Is there a stigma to being a hypochondriac? I’ve been surprised how many people I speak to, think it’s not a real condition and who can name people who ‘fit into this category’, who are ‘obsessed about being ill’ and ‘making up health problems’ or ‘always at the doctors’. It’s therefore hardly surprising that some people are reluctant to admit they have this condition. Hypochondria (health anxiety) is real, and many people struggle with it, day to day.
This debilitating condition can result from an inaccurate ‘perception’ of a condition in the body or the mind, often in the absence of a medical diagnosis. Health anxiety is a ‘hot topic’ at the moment, and we can all relate to the fear of catching Covid. There is an increase in people with this health anxiety, due to Covid, who are watching the news continually and fearful of leaving the house. This is understandable some may say. So, I was thinking about what makes general and ‘understandable’ health anxiety into a ‘disorder’?
I see people with health anxiety (hypochondria), on a regular basis, even if they haven’t ‘labelled it’ (nobody wants to be labelled a hypochondriac ….right??). But living with anxiety of any form is incredibly difficult and frightening and this can include worries and fears about our health and the health of others. Many hypochondriacs have additional symptoms, such as panic attacks, obsessive compulsive disorder (OCD), PTSD or depression and in addition, may experience physical symptoms like poor sleep, elevated blood pressure, IBS etc.
Imagine living with the constant fear that you are seriously ill, will become ill or may even die. This thought process could then lead to other fears and phobias. Hygiene often becomes prominent in a sufferer’s mind – carrying out excessive cleaning and disinfection.
Other common symptoms of health anxiety may include:
- Constantly worrying about your health and requiring reassurance from people that you are ok.
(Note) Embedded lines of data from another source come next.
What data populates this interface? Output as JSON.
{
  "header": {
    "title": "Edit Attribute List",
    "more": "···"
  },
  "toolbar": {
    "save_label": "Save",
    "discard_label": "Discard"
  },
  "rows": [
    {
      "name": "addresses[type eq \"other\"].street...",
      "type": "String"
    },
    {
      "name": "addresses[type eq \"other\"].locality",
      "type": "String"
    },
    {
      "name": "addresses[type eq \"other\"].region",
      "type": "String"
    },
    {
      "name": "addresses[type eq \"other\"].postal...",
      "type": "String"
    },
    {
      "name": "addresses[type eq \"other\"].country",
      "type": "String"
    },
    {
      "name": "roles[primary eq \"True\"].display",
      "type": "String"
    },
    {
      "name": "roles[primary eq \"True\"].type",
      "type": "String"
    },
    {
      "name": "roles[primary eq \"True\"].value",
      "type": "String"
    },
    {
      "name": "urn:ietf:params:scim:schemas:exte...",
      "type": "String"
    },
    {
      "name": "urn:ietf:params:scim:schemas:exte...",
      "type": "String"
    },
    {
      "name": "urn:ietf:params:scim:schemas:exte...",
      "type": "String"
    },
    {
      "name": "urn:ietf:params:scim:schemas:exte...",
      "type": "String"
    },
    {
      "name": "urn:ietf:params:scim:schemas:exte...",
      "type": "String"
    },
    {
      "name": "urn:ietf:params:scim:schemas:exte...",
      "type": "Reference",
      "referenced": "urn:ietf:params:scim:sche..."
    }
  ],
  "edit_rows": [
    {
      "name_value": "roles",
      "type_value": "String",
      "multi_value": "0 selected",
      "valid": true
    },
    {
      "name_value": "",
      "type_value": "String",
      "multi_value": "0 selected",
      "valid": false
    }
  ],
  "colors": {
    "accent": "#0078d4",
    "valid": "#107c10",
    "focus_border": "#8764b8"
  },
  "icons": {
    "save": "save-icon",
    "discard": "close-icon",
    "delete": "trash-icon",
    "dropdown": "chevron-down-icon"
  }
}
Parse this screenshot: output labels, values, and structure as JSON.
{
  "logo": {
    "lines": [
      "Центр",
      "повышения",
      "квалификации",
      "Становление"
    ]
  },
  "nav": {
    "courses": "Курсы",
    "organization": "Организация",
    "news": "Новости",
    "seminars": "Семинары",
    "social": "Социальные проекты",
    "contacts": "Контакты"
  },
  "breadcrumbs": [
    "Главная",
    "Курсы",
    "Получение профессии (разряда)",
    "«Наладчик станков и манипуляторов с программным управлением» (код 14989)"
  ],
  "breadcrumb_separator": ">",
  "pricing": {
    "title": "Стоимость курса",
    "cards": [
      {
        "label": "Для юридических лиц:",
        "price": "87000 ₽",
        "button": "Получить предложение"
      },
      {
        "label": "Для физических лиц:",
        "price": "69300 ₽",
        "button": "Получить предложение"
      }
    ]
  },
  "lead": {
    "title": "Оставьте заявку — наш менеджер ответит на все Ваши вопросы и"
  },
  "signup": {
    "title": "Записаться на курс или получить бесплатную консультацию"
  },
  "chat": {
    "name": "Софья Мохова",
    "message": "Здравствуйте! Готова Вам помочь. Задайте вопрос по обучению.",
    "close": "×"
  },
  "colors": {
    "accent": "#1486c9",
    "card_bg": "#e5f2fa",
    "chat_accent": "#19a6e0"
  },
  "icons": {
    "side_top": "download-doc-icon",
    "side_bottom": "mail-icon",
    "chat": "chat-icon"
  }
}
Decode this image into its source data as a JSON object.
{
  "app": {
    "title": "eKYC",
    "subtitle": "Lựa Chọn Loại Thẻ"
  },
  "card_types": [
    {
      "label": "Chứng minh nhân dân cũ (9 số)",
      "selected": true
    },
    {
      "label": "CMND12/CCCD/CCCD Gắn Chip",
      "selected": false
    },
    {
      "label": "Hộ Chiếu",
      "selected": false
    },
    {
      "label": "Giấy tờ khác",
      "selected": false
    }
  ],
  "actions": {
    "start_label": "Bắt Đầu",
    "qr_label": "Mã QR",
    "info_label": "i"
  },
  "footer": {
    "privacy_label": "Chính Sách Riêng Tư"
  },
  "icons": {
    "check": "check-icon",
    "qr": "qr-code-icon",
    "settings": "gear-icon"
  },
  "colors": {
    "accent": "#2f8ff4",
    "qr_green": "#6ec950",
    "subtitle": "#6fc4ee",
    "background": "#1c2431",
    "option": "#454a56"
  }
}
- Repeatedly checking the body for signs of illness, such as lumps, tingling or pain.
- Regular visits to the doctor or worry that your doctor or medical tests may have missed something.
- Obsessive health researching on the internet.
- Avoiding anything to do with serious illness, such as medical TV programmes.
- Easily alarmed about health outbreaks.
- Avoiding people or places for fear of getting an infection.
Although there really is no exact cause, the following may be a factor.
- A family member who is also suffers health anxiety.
- The person has gone through a serious illness and fear that their bad experience may be repeated.
- They may be going through major life stress.
- They have had a serious illness during childhood.
- They may already be suffering from a mental health condition for which hypochondria is part of.
People often feel that their GP doesn’t take them seriously, leading to even more anxiety. So, I want to share some alternative options that are readily available:
- Cognitive Behavioural Therapy (CBT).
- Behavioural stress management or exposure therapy.
- Medication such as anti-depressants, are sometimes prescribed.
- Learning stress management and relaxation techniques.
- Avoiding online searches for the possible meanings behind your symptoms.
- Focusing on activities such as a hobby you enjoy.
- Avoiding alcohol and recreational drugs, which often increase anxiety.
In Solution Focused Hypnotherapy we can work to change your thoughts to a happier future and allow them to become reality. Hypnotherapy helps by relaxing your mind and teaching you how the brain works. From this, you can better understand why you feel like you do, how to change it and therefore reducing your symptoms and being more able to cope. Using psychotherapy and trance (a lovely, relaxed feeling), you will make a plan of how to take the next step to fulfilling your long-term goals.
Hypnotherapy details can be found on my website here:
If you feel hypnotherapy would benefit you, I am currently offering a free initial consultation, a contact form is available from my website here:
Sharon Mortimer HPD DSFH MNCH (Reg.) MaSFH MCNHC GHR Reg. GQHP